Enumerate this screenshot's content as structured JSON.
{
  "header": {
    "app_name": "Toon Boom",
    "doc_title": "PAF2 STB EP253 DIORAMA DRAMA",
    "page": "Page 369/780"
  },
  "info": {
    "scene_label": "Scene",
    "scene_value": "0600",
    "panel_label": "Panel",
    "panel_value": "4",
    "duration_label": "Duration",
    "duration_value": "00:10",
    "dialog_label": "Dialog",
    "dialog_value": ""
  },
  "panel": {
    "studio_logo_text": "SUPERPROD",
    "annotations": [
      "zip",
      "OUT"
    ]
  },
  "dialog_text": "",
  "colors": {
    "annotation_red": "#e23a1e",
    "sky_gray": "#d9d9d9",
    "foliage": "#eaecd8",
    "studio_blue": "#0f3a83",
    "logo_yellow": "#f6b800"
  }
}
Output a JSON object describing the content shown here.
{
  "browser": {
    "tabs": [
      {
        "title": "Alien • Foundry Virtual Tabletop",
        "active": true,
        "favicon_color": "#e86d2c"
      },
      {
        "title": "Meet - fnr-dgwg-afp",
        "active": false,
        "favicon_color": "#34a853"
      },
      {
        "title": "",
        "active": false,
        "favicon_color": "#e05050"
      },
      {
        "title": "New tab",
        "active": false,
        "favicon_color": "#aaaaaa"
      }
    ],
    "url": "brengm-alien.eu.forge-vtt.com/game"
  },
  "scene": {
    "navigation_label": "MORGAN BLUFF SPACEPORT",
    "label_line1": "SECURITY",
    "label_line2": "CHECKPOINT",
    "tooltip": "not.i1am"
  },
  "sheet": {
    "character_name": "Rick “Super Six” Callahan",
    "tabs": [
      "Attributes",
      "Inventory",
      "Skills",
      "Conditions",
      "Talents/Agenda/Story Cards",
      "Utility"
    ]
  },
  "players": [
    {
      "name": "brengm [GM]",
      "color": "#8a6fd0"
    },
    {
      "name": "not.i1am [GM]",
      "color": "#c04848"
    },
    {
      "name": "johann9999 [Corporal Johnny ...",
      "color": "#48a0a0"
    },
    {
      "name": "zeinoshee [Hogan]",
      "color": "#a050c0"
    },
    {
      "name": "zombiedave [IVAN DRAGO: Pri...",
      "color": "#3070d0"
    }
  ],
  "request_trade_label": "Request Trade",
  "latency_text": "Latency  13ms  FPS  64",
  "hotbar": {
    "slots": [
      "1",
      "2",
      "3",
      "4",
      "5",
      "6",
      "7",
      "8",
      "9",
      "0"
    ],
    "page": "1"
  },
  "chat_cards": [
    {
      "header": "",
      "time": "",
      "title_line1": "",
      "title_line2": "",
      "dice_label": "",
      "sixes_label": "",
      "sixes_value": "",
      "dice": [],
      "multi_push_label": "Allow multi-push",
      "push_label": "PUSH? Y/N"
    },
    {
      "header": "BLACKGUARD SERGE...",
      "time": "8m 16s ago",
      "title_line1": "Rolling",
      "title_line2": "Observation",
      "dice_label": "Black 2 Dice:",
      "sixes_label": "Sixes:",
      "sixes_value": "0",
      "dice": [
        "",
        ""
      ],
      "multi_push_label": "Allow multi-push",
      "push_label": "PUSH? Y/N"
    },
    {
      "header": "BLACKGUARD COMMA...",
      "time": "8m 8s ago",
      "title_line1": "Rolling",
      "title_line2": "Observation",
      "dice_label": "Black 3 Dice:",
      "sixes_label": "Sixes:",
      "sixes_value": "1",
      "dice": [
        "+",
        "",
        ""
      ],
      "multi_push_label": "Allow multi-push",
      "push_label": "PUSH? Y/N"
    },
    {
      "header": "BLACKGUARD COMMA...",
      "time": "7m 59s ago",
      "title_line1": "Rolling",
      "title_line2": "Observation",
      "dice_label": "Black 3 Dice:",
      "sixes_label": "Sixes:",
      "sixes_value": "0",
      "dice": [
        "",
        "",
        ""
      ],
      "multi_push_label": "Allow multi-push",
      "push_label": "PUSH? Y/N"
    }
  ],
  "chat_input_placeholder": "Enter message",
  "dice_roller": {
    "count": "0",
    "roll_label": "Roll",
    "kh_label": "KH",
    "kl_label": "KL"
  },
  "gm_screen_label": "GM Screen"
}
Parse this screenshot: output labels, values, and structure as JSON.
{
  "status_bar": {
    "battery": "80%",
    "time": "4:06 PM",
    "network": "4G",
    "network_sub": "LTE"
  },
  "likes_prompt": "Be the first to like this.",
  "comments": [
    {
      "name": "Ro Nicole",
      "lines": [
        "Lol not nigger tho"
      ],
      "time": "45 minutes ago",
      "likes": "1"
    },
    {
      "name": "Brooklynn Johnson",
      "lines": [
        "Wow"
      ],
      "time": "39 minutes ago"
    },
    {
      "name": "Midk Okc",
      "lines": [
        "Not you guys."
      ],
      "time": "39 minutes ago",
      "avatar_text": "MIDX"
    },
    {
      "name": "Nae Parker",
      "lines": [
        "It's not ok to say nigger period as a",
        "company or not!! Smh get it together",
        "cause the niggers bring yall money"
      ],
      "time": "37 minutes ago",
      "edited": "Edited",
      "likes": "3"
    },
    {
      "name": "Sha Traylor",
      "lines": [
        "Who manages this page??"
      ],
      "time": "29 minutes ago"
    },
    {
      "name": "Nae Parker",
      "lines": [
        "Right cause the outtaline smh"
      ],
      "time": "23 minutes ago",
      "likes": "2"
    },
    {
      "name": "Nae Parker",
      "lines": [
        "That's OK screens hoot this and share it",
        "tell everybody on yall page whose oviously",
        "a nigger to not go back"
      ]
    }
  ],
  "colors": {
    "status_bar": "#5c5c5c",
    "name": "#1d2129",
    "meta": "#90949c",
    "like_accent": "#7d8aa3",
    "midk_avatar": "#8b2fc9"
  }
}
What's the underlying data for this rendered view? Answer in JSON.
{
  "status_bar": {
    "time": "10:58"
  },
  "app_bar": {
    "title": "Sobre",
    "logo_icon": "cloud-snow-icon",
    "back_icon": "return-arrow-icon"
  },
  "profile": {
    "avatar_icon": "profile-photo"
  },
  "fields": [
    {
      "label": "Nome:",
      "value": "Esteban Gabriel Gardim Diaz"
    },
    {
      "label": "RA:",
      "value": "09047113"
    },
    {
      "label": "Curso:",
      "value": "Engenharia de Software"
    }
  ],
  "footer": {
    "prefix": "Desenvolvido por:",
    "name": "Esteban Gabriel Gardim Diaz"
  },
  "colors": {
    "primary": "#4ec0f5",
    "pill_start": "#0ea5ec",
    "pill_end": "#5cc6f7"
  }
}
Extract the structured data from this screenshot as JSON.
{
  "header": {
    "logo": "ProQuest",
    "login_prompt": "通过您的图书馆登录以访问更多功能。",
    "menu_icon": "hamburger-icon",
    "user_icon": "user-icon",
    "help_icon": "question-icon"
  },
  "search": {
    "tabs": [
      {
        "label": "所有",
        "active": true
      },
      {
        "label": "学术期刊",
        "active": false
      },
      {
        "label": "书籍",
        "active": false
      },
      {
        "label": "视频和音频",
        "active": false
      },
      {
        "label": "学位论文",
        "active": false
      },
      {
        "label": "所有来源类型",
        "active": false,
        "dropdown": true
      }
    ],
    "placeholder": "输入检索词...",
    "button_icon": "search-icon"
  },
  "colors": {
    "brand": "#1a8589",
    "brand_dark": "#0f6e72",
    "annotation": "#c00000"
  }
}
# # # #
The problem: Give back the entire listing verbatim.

Solution:
Enumerate this screenshot's content as structured JSON.
{
  "header": {
    "app_name": "Toon Boom",
    "doc_title": "PAF2 STB EP253 DIORAMA DRAMA",
    "page": "Page 369/780"
  },
  "info": {
    "scene_label": "Scene",
    "scene_value": "0600",
    "panel_label": "Panel",
    "panel_value": "4",
    "duration_label": "Duration",
    "duration_value": "00:10",
    "dialog_label": "Dialog",
    "dialog_value": ""
  },
  "panel": {
    "studio_logo_text": "SUPERPROD",
    "annotations": [
      "zip",
      "OUT"
    ]
  },
  "dialog_text": "",
  "colors": {
    "annotation_red": "#e23a1e",
    "sky_gray": "#d9d9d9",
    "foliage": "#eaecd8",
    "studio_blue": "#0f3a83",
    "logo_yellow": "#f6b800"
  }
}
Output a JSON object describing the content shown here.
{
  "browser": {
    "tabs": [
      {
        "title": "Alien • Foundry Virtual Tabletop",
        "active": true,
        "favicon_color": "#e86d2c"
      },
      {
        "title": "Meet - fnr-dgwg-afp",
        "active": false,
        "favicon_color": "#34a853"
      },
      {
        "title": "",
        "active": false,
        "favicon_color": "#e05050"
      },
      {
        "title": "New tab",
        "active": false,
        "favicon_color": "#aaaaaa"
      }
    ],
    "url": "brengm-alien.eu.forge-vtt.com/game"
  },
  "scene": {
    "navigation_label": "MORGAN BLUFF SPACEPORT",
    "label_line1": "SECURITY",
    "label_line2": "CHECKPOINT",
    "tooltip": "not.i1am"
  },
  "sheet": {
    "character_name": "Rick “Super Six” Callahan",
    "tabs": [
      "Attributes",
      "Inventory",
      "Skills",
      "Conditions",
      "Talents/Agenda/Story Cards",
      "Utility"
    ]
  },
  "players": [
    {
      "name": "brengm [GM]",
      "color": "#8a6fd0"
    },
    {
      "name": "not.i1am [GM]",
      "color": "#c04848"
    },
    {
      "name": "johann9999 [Corporal Johnny ...",
      "color": "#48a0a0"
    },
    {
      "name": "zeinoshee [Hogan]",
      "color": "#a050c0"
    },
    {
      "name": "zombiedave [IVAN DRAGO: Pri...",
      "color": "#3070d0"
    }
  ],
  "request_trade_label": "Request Trade",
  "latency_text": "Latency  13ms  FPS  64",
  "hotbar": {
    "slots": [
      "1",
      "2",
      "3",
      "4",
      "5",
      "6",
      "7",
      "8",
      "9",
      "0"
    ],
    "page": "1"
  },
  "chat_cards": [
    {
      "header": "",
      "time": "",
      "title_line1": "",
      "title_line2": "",
      "dice_label": "",
      "sixes_label": "",
      "sixes_value": "",
      "dice": [],
      "multi_push_label": "Allow multi-push",
      "push_label": "PUSH? Y/N"
    },
    {
      "header": "BLACKGUARD SERGE...",
      "time": "8m 16s ago",
      "title_line1": "Rolling",
      "title_line2": "Observation",
      "dice_label": "Black 2 Dice:",
      "sixes_label": "Sixes:",
      "sixes_value": "0",
      "dice": [
        "",
        ""
      ],
      "multi_push_label": "Allow multi-push",
      "push_label": "PUSH? Y/N"
    },
    {
      "header": "BLACKGUARD COMMA...",
      "time": "8m 8s ago",
      "title_line1": "Rolling",
      "title_line2": "Observation",
      "dice_label": "Black 3 Dice:",
      "sixes_label": "Sixes:",
      "sixes_value": "1",
      "dice": [
        "+",
        "",
        ""
      ],
      "multi_push_label": "Allow multi-push",
      "push_label": "PUSH? Y/N"
    },
    {
      "header": "BLACKGUARD COMMA...",
      "time": "7m 59s ago",
      "title_line1": "Rolling",
      "title_line2": "Observation",
      "dice_label": "Black 3 Dice:",
      "sixes_label": "Sixes:",
      "sixes_value": "0",
      "dice": [
        "",
        "",
        ""
      ],
      "multi_push_label": "Allow multi-push",
      "push_label": "PUSH? Y/N"
    }
  ],
  "chat_input_placeholder": "Enter message",
  "dice_roller": {
    "count": "0",
    "roll_label": "Roll",
    "kh_label": "KH",
    "kl_label": "KL"
  },
  "gm_screen_label": "GM Screen"
}
Parse this screenshot: output labels, values, and structure as JSON.
{
  "status_bar": {
    "battery": "80%",
    "time": "4:06 PM",
    "network": "4G",
    "network_sub": "LTE"
  },
  "likes_prompt": "Be the first to like this.",
  "comments": [
    {
      "name": "Ro Nicole",
      "lines": [
        "Lol not nigger tho"
      ],
      "time": "45 minutes ago",
      "likes": "1"
    },
    {
      "name": "Brooklynn Johnson",
      "lines": [
        "Wow"
      ],
      "time": "39 minutes ago"
    },
    {
      "name": "Midk Okc",
      "lines": [
        "Not you guys."
      ],
      "time": "39 minutes ago",
      "avatar_text": "MIDX"
    },
    {
      "name": "Nae Parker",
      "lines": [
        "It's not ok to say nigger period as a",
        "company or not!! Smh get it together",
        "cause the niggers bring yall money"
      ],
      "time": "37 minutes ago",
      "edited": "Edited",
      "likes": "3"
    },
    {
      "name": "Sha Traylor",
      "lines": [
        "Who manages this page??"
      ],
      "time": "29 minutes ago"
    },
    {
      "name": "Nae Parker",
      "lines": [
        "Right cause the outtaline smh"
      ],
      "time": "23 minutes ago",
      "likes": "2"
    },
    {
      "name": "Nae Parker",
      "lines": [
        "That's OK screens hoot this and share it",
        "tell everybody on yall page whose oviously",
        "a nigger to not go back"
      ]
    }
  ],
  "colors": {
    "status_bar": "#5c5c5c",
    "name": "#1d2129",
    "meta": "#90949c",
    "like_accent": "#7d8aa3",
    "midk_avatar": "#8b2fc9"
  }
}
What's the underlying data for this rendered view? Answer in JSON.
{
  "status_bar": {
    "time": "10:58"
  },
  "app_bar": {
    "title": "Sobre",
    "logo_icon": "cloud-snow-icon",
    "back_icon": "return-arrow-icon"
  },
  "profile": {
    "avatar_icon": "profile-photo"
  },
  "fields": [
    {
      "label": "Nome:",
      "value": "Esteban Gabriel Gardim Diaz"
    },
    {
      "label": "RA:",
      "value": "09047113"
    },
    {
      "label": "Curso:",
      "value": "Engenharia de Software"
    }
  ],
  "footer": {
    "prefix": "Desenvolvido por:",
    "name": "Esteban Gabriel Gardim Diaz"
  },
  "colors": {
    "primary": "#4ec0f5",
    "pill_start": "#0ea5ec",
    "pill_end": "#5cc6f7"
  }
}
Extract the structured data from this screenshot as JSON.
{
  "header": {
    "logo": "ProQuest",
    "login_prompt": "通过您的图书馆登录以访问更多功能。",
    "menu_icon": "hamburger-icon",
    "user_icon": "user-icon",
    "help_icon": "question-icon"
  },
  "search": {
    "tabs": [
      {
        "label": "所有",
        "active": true
      },
      {
        "label": "学术期刊",
        "active": false
      },
      {
        "label": "书籍",
        "active": false
      },
      {
        "label": "视频和音频",
        "active": false
      },
      {
        "label": "学位论文",
        "active": false
      },
      {
        "label": "所有来源类型",
        "active": false,
        "dropdown": true
      }
    ],
    "placeholder": "输入检索词...",
    "button_icon": "search-icon"
  },
  "colors": {
    "brand": "#1a8589",
    "brand_dark": "#0f6e72",
    "annotation": "#c00000"
  }
}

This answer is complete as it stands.